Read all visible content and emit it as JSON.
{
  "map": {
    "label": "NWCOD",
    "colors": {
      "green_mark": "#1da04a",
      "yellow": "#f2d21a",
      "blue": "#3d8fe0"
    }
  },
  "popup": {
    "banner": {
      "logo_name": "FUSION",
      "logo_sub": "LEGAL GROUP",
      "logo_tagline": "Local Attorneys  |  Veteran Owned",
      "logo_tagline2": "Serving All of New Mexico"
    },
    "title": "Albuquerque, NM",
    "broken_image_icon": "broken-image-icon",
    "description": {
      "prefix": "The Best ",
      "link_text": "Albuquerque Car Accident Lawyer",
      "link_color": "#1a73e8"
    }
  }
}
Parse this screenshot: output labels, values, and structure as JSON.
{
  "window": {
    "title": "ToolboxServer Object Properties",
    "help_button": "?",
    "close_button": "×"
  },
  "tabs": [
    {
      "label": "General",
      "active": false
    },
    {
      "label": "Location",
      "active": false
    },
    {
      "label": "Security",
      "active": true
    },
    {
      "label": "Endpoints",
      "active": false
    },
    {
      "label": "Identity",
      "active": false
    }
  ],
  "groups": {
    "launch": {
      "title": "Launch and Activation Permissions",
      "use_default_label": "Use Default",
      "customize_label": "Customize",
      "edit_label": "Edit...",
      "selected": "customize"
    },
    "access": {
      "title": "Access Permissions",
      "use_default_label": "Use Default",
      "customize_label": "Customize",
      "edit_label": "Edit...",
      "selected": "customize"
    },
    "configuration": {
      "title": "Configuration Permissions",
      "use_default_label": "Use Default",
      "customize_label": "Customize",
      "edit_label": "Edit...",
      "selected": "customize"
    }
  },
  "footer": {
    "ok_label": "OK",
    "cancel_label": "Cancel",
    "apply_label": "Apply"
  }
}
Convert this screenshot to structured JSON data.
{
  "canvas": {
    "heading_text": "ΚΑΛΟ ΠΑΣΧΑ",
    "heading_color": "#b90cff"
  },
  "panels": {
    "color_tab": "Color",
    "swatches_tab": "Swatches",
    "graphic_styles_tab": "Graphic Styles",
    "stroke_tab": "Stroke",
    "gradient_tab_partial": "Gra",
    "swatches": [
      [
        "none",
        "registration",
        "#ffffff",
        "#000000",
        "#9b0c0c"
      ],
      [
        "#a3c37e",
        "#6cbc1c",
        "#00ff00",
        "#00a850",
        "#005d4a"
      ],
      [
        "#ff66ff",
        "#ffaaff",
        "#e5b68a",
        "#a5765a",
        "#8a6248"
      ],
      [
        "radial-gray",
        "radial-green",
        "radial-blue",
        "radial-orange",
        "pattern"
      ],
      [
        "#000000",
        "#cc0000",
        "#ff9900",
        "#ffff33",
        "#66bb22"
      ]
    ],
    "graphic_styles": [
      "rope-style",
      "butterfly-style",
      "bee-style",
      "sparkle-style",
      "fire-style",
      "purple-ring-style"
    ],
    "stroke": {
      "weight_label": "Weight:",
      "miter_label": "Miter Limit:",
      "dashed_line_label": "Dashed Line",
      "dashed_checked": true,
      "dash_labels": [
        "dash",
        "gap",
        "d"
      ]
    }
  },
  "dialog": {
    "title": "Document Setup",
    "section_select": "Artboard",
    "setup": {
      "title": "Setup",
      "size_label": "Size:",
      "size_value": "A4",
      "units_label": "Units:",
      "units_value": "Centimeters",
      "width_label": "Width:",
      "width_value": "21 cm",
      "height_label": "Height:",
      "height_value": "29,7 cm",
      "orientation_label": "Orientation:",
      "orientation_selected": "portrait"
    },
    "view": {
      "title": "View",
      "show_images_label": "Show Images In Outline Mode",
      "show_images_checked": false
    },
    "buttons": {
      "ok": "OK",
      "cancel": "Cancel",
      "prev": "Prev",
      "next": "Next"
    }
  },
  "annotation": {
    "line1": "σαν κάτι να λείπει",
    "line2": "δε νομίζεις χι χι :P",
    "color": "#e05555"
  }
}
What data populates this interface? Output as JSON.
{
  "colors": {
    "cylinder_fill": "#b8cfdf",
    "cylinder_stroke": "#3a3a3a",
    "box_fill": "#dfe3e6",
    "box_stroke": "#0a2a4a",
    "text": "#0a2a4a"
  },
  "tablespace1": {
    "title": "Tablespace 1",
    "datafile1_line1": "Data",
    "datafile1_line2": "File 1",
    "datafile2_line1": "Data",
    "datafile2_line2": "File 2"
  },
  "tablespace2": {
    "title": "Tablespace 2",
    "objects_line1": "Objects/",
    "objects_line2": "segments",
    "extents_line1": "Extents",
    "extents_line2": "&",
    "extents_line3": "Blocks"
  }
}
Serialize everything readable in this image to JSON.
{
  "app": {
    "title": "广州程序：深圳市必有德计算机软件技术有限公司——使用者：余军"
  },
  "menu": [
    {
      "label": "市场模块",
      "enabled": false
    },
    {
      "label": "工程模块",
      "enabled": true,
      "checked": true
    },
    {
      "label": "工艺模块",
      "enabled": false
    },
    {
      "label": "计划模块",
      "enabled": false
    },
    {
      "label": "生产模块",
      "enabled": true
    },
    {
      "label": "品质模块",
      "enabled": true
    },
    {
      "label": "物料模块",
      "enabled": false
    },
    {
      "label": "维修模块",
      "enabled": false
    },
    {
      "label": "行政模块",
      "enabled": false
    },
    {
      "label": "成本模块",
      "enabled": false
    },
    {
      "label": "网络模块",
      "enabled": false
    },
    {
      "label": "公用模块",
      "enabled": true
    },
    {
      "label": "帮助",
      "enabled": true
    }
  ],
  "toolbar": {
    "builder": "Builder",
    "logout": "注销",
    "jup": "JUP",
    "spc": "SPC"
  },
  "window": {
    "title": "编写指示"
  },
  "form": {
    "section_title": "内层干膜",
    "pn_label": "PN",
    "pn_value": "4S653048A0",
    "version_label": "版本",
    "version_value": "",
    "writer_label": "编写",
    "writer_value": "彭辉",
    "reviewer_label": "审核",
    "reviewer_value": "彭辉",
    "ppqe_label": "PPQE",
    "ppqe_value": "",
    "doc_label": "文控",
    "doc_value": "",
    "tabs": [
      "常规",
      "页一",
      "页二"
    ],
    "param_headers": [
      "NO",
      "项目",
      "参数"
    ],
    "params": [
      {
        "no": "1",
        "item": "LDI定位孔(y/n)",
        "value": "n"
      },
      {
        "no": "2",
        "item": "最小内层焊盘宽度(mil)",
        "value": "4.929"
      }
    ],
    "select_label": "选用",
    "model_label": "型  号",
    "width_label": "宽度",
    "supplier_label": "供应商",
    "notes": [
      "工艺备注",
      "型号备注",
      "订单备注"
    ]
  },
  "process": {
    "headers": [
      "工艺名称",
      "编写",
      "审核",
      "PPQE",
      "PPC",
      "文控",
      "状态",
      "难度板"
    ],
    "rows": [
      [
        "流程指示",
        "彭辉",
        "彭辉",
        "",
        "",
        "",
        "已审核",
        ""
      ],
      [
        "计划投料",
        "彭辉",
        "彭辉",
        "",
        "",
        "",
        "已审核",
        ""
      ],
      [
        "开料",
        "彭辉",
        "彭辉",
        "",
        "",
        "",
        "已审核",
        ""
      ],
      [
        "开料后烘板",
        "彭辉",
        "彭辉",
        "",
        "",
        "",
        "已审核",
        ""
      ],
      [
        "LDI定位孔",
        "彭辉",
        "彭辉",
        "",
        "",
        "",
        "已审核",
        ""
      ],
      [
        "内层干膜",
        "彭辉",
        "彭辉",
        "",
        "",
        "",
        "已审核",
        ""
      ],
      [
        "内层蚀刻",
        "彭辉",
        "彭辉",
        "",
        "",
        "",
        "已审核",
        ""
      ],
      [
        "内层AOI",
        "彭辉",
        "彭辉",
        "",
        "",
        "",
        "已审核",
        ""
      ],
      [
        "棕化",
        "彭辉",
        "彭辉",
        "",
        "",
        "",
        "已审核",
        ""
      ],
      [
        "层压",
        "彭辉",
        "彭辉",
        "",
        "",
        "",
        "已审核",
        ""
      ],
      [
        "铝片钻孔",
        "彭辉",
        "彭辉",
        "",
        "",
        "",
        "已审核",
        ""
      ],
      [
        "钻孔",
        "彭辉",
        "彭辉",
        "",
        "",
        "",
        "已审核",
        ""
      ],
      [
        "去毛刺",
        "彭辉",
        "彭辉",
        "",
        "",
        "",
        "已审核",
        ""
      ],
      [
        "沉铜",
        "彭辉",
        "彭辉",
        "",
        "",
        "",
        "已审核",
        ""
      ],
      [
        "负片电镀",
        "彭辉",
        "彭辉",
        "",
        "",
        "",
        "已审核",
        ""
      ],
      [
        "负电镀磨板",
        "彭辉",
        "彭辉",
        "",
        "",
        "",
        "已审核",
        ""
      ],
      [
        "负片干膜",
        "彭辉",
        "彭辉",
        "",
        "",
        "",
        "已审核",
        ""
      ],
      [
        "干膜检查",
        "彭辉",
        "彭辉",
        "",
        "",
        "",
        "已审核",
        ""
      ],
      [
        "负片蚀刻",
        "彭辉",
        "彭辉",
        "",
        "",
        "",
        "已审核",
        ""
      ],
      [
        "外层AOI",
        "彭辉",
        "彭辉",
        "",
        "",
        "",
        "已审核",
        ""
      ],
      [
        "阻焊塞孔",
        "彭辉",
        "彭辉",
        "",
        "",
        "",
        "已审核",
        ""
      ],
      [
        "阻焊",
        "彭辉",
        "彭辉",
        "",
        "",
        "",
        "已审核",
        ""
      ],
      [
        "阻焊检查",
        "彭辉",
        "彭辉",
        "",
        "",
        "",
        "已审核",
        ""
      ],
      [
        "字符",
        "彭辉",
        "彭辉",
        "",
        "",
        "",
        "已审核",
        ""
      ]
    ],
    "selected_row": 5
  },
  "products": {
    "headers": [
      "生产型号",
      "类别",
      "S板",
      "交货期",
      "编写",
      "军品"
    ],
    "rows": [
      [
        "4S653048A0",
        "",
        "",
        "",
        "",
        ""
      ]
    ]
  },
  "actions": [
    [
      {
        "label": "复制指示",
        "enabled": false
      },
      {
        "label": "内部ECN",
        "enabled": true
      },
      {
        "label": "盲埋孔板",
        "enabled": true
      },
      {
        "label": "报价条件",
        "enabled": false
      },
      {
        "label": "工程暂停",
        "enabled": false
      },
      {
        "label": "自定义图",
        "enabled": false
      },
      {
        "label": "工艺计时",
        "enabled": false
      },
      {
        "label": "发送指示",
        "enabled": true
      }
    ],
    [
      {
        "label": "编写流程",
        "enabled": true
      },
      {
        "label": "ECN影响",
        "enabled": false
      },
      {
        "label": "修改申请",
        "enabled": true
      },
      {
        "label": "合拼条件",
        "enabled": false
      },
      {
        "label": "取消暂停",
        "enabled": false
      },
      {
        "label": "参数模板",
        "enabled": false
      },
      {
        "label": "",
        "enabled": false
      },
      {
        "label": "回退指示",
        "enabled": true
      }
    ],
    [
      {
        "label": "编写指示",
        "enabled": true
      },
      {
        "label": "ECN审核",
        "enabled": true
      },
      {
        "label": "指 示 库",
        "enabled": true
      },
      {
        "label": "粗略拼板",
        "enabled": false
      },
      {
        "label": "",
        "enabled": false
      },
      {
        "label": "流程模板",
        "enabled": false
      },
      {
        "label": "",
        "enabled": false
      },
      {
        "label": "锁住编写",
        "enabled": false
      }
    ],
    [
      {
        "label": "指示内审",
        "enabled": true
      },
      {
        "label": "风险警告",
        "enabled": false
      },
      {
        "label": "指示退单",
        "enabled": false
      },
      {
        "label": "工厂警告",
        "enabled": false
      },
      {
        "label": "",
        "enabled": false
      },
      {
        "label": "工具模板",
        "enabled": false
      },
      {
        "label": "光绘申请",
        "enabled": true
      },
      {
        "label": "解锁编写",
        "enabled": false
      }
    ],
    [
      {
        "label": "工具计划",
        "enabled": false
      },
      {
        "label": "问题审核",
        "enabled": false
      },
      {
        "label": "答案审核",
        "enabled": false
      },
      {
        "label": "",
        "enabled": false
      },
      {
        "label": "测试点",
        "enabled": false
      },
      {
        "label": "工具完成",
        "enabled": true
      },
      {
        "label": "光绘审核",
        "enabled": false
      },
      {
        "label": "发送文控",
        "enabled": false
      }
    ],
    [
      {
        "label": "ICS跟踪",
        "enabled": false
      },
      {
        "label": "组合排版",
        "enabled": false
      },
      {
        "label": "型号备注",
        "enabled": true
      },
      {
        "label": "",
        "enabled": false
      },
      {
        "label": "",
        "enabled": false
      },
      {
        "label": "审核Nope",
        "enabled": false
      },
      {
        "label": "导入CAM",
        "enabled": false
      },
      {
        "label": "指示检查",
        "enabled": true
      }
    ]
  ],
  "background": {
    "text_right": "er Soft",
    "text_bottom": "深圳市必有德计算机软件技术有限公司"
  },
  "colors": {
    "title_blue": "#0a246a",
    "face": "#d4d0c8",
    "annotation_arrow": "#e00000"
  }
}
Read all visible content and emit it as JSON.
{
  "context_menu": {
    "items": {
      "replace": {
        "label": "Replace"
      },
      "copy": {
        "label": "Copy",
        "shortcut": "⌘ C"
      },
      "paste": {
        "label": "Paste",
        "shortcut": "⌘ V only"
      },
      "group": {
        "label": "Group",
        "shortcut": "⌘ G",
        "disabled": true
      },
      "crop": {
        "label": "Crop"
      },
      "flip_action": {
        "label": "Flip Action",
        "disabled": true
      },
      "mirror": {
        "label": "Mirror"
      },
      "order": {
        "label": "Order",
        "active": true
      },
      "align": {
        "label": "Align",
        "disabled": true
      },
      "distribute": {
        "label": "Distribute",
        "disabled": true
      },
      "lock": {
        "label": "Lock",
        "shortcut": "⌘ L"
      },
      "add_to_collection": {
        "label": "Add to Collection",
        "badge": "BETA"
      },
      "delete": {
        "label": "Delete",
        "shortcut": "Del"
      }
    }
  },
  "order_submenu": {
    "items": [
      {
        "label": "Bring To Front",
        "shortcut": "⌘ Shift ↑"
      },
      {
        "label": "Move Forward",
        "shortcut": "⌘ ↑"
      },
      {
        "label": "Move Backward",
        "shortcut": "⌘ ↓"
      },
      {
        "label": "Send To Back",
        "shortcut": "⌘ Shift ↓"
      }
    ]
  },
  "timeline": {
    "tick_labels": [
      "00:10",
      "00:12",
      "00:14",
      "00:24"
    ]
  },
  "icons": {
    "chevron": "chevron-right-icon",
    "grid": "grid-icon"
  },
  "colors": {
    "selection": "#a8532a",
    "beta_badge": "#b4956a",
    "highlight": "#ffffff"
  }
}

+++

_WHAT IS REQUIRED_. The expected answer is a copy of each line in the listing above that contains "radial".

_ANSWER_.
        "radial-gray",
        "radial-green",
        "radial-blue",
        "radial-orange",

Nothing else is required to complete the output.